Blogging isn't just blogging any more. When it kicked off over a decade ago, you only had a handful of options for publishing your thoughts online and managing the complex worlds of the associated web hosting, while organising your images and video and more was a complex, time consuming and often expensive task.
But that's all history.
Nowadays you can smash together a blog in seconds, using one of today's modern, simpler, personal publishing tools, that supply you with all the space, templates and tools needed to express yourself to your audience, whether that audience consists of 25,000 daily readers or just your mum.
The GALAXY Note II's generous screen and S Pen also let you handle more complex design tasks, meaning you can get your personal "online brand identity" sorted and updated without even having to leave bed.
Here's what you need to get your blog on in style.
If you've plumped for Wordpress as the backend for your blog, there's an excellent Android app designed specifically to update it from a mobile phone.
You can upload images, specify default sizes, edit the positions and more, plus once something's live it even lets you filter and approve comments within the app, making it easy to navigate through and bin the endless stream of spam comments that clog up most Wordpress blogs these days.
Google's old Blogger portal was how a lot of people first cut their teeth and fingers on the personal blogging circuit, and the tool has survived in the form of a very useful Android app.
It imports all your old Blogger accounts, then offers a full and straightforward way to update your blog from phone. It integrates with Android's sharing menu too, so simply opening a photo in the Gallery and sharing it via the Blogger app is enough to automatically embed it in a new post that's ready for uploading.
If you want to actually work on designing the look your blog yourself, you should get a professional image-editing tool on your Note II. Adobe's Photoshop series has long been the favoured picture manipulation option of the professional photography and design crowd, and yes, there's an Android version.
Called Photoshop Touch, this lets you work on layered documents on your mobile, supporting Adobe's cloud service for syncing mobile and desktop versions of files -- letting you seamlessly switch from working on your PC to fiddling about with graphics on your phone.
For an easier way to edit your Note II's images prior to chucking them up on a blog, try Little Photo. It's a simple, free app that adds a variety of filters to your shots.
Unlike rivals like Instagram, it doesn't try to get you to upload photos to its own service -- you just save them to your phone's memory and are free to share them in any of Android's usual ways. Effects can be layered and multiplied, too, creating some wildly odd results.
If you are ready to take it to the NEXT LEVEL, there's this. Justin.tv is a personal video broadcaster, letting you use your smartphone as a miniature recording studio so you can video blog, live, from your phone.
All you need is a bit of Blu-tak to hold your phone up, then the world's your potential audience. Videos are streamed via the web, so anyone with a PC or Mac can enjoy whatever you're rambling into your phone's camera, leaving comments beside it in a continually updating stream. It is one for the brave.

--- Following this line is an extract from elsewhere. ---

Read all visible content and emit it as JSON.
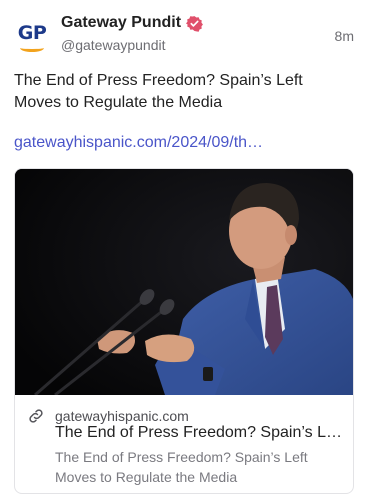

One of the more recent blogging portals is Tumblr, which makes collating words, text, pictures and videos amazingly simple. The Android app lets users share anything from their phone's memory to their personal Tumblr page, complete with an easily accessible Home screen widget for the ultimate in impulsive, one-press blogging action.
You don't even need to add your own words, making it an ideal way to clip images, videos and short pieces of text for your own personal amusement.
If you need to get into some sort of magical quiet space in order to churn out your best SEO ready content, try Writer.
It's a simple mobile word processor that ditches most of the options that usually clutter up the more professional old word processing tools, for a clean, crisp layout that emphasises only the very, very important and meaningful things you want to say on the internet. It's a minimalist thing for people who consider writing an art, rather than a painful chore to be endured.
If your idea of blogging is simply to churn out as much content in as little time as possible, SwiftKey will help meet today's word count target.
It analyses your writing style by reading through your existing SMS messages, social network posts and even any RSS feeds you may have populated with older content, creating a database that can be used to predict the next word you're about to type. It also uses gesture input, letting bloggers write without lifting a finger by simply drawing on the screen. It'll boost productivity by at least 17.4 percent.
Pocket's a great app for saving and managing little snippets and articles you want to blog about at some point in the future.
The clever thing here is the way it syncs your content between phone and desktop, so anything you've saved to the app during your working day will automatically be there on your phone ready for blogging up and linking to later. It's also a gorgeous app that's a great little mobile reading choice on its own, too.
Of course, there's not much fun in blogging if you don't know if anyone's actually reading your words or not. Which is why you might want to get Google's ultra-nerdy Analytics working on your phone, and instantly open up an enormous world of technical analysis for any site you've added to its database.
The Android app is as fully featured as the desktop site, giving you visitor counts, page referral stats, pretty little charts and more, all helping boost morale and make it all seem... worthwhile.